Books

Grove Press
Grove Press
Grove Press

Guernica and Other Plays

Guernica; The Labyrinth; The Tricycle; Picnic on the Battlefield; And They Put Handcuffs on the Flowers; The Architect and the Emperor of Assyria; Garden of Delights

by Fernando Arrabal

“I watched scenes onstage of sodomy, intercourse, defecation, urination, profanity, and nudity, and found them not only acceptable but exactly and most powerfully right. They were right because they were treated on two levels as the stuff of the tortured dreams and hungers of long-time and hopeless prisoners, but also as metaphors of deeper corruptions than sexual ones, the corruptions which express themselves in violence.” –New York Post

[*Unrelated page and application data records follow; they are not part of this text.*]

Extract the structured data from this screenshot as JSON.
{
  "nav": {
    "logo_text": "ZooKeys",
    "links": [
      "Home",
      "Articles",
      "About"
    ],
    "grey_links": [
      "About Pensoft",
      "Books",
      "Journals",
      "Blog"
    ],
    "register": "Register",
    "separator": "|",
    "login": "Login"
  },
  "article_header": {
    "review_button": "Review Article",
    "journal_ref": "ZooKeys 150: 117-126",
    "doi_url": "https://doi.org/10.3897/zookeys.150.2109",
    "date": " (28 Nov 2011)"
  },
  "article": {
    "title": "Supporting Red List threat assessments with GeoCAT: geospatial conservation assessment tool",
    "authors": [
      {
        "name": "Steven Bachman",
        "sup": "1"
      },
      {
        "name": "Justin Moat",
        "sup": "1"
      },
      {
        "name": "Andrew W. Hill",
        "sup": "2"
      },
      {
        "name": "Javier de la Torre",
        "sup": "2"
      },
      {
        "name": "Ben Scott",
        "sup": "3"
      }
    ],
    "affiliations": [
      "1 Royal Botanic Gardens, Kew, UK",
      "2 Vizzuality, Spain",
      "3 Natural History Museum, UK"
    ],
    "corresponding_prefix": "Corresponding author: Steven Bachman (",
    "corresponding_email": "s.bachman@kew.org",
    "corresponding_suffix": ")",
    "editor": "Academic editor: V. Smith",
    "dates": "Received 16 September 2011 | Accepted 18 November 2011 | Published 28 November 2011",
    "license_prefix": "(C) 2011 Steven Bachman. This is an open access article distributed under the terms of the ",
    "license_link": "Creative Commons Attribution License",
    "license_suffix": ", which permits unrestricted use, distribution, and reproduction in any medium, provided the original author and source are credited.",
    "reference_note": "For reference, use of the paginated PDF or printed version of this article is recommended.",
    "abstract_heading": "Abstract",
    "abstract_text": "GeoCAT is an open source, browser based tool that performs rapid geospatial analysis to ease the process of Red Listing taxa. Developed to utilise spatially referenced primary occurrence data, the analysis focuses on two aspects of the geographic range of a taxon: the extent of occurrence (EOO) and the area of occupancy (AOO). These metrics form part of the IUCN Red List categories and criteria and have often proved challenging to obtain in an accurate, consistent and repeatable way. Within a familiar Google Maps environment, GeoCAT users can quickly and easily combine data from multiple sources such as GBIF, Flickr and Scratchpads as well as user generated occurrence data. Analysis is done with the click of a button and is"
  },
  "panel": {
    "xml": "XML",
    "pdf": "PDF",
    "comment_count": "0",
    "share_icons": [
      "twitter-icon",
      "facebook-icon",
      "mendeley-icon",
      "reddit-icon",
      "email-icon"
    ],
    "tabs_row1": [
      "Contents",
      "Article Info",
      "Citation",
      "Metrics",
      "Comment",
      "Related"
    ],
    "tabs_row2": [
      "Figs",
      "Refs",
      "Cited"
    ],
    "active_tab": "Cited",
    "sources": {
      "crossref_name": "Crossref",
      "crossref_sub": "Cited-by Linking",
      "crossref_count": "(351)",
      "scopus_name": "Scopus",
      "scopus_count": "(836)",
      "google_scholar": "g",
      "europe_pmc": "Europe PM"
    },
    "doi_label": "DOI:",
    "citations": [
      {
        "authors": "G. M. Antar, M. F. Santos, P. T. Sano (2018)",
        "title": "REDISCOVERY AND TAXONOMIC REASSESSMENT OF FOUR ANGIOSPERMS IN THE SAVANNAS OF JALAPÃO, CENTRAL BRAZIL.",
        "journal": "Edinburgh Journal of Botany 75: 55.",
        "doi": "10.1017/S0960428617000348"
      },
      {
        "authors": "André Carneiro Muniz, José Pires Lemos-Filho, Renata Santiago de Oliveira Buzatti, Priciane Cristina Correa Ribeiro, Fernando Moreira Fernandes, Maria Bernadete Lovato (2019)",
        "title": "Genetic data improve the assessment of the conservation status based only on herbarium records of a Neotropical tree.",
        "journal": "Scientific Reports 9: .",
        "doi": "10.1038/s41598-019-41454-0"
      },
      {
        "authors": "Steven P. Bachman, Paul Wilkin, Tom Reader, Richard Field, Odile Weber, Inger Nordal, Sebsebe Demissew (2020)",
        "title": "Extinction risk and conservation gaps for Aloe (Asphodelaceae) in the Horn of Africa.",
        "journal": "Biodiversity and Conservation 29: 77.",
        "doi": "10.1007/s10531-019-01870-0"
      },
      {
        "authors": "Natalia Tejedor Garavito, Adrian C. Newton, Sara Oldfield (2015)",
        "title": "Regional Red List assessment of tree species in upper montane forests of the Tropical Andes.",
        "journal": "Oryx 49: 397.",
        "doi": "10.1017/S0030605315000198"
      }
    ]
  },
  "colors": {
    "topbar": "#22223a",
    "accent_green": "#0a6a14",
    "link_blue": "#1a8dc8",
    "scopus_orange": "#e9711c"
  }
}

  • Imprint Grove Paperback
  • Page Count 392
  • Publication Date May 01, 1969
  • ISBN-13 978-0-8021-5122-3
  • Dimensions 5.5" x 8.25"
  • US List Price $16.00

About The Book

The celebrated Spanish playwright Fernando Arrabal, who lived in Madrid under the oppression of the Franco regime, writes passionately of human atrocity and of hope. This collection of plays embodies Arrabal’s “theatre of panic,” named after the god Pan. The homme panique is a man who refuses to take risks, who avoids danger and therefore heroism, who avoids the irreparable act, but who, ironically, is caught up in a world of chance that forces him to make choices.

The collection includes Guernica, an earthy verbal re-creation of Picasso’s famous painting, in which an old Basque couple is caught in the air raids; And They Put Handcuffs on the Flowers, a violent protest against the Franco regime; the ingenious and poetic The Architect and the Emperor of Assyria; and Garden of Delights, which explores the lesbian tendencies of strong adoles­cent attachments and the sadomasochistic experience of adult love.

Includes:

Guernica
And They Put Handcuffs on the Flowers
The Architect and the Emperor of Assyria
Garden of Delights

Praise

“One might describe Arrabal’s writing as a dense and unremitting wave of sperm, saliva, and blood, or as a vein of red and black diamonds, the color of life, of death, and of anarchy.” –Le Quotidien de Paris

“I watched scenes onstage of sodomy, intercourse, defecation, urination, profanity, and nudity, and found them not only acceptable but exactly and most powerfully right. They were right because they were treated on two levels as the stuff of the tortured dreams and hungers of long-time and hopeless prisoners, but also as metaphors of deeper corruptions than sexual ones, the corruptions which express themselves in violence.” –New York Post

“With his plays Arrabal has achieved universal renown.” –El Pais, Madrid